WHAT IS BEING ASKED
Only the number is wanted: how many lines below include "icon"?

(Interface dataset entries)
──────

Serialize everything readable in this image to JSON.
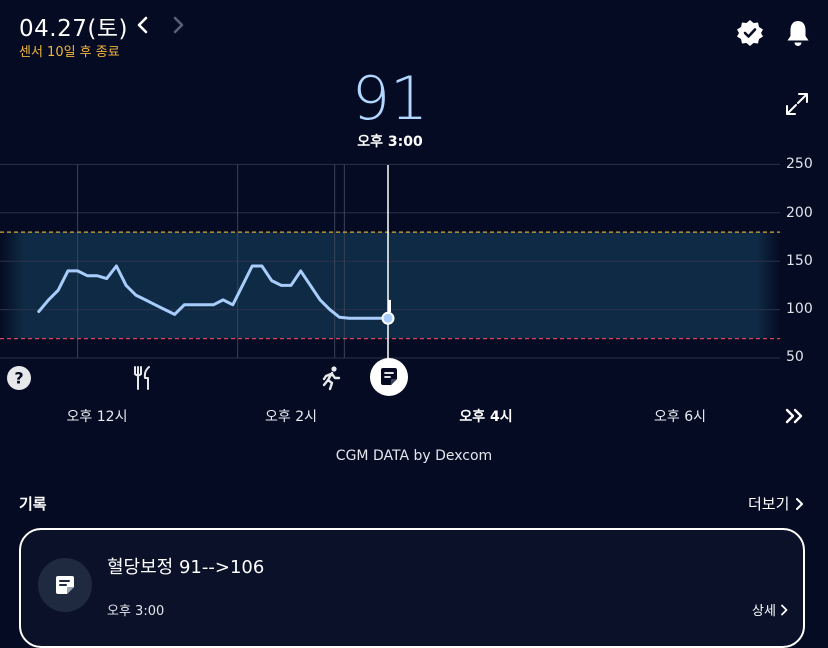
{
  "header": {
    "date": "04.27(토)",
    "sensor_notice": "센서 10일 후 종료",
    "prev_icon": "chevron-left-icon",
    "next_icon": "chevron-right-icon",
    "verified_icon": "verified-badge-icon",
    "bell_icon": "bell-icon"
  },
  "reading": {
    "value": "91",
    "time": "오후 3:00"
  },
  "chart": {
    "y_ticks": [
      "250",
      "200",
      "150",
      "100",
      "50"
    ],
    "x_labels": [
      "오후 12시",
      "오후 2시",
      "오후 4시",
      "오후 6시"
    ],
    "target_range": [
      70,
      180
    ],
    "colors": {
      "line": "#a9cdfb",
      "band": "#0f2a45",
      "high_line": "#d9a830",
      "low_line": "#d9425a"
    }
  },
  "chart_data": {
    "type": "line",
    "ylim": [
      50,
      250
    ],
    "x_hours": [
      11.4,
      11.5,
      11.6,
      11.7,
      11.8,
      11.9,
      12.0,
      12.1,
      12.2,
      12.3,
      12.4,
      12.5,
      12.6,
      12.7,
      12.8,
      12.9,
      13.0,
      13.1,
      13.2,
      13.3,
      13.4,
      13.5,
      13.6,
      13.7,
      13.8,
      13.9,
      14.0,
      14.1,
      14.2,
      14.3,
      14.4,
      14.5,
      14.6,
      14.7,
      14.8,
      14.9,
      15.0
    ],
    "values": [
      98,
      110,
      120,
      140,
      140,
      135,
      135,
      132,
      145,
      125,
      115,
      110,
      105,
      100,
      95,
      105,
      105,
      105,
      105,
      110,
      105,
      125,
      145,
      145,
      130,
      125,
      125,
      140,
      125,
      110,
      100,
      92,
      91,
      91,
      91,
      91,
      91
    ],
    "current": {
      "hour": 15.0,
      "value": 91
    },
    "events": [
      "unknown",
      "meal",
      "exercise",
      "note"
    ]
  },
  "expand_icon": "expand-icon",
  "more_icon": "double-chevron-right-icon",
  "source": "CGM DATA by Dexcom",
  "records": {
    "title": "기록",
    "more_label": "더보기",
    "items": [
      {
        "title": "혈당보정 91-->106",
        "time": "오후 3:00",
        "detail": "상세"
      }
    ]
  }
}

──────

RESULT OF THE EXERCISE
6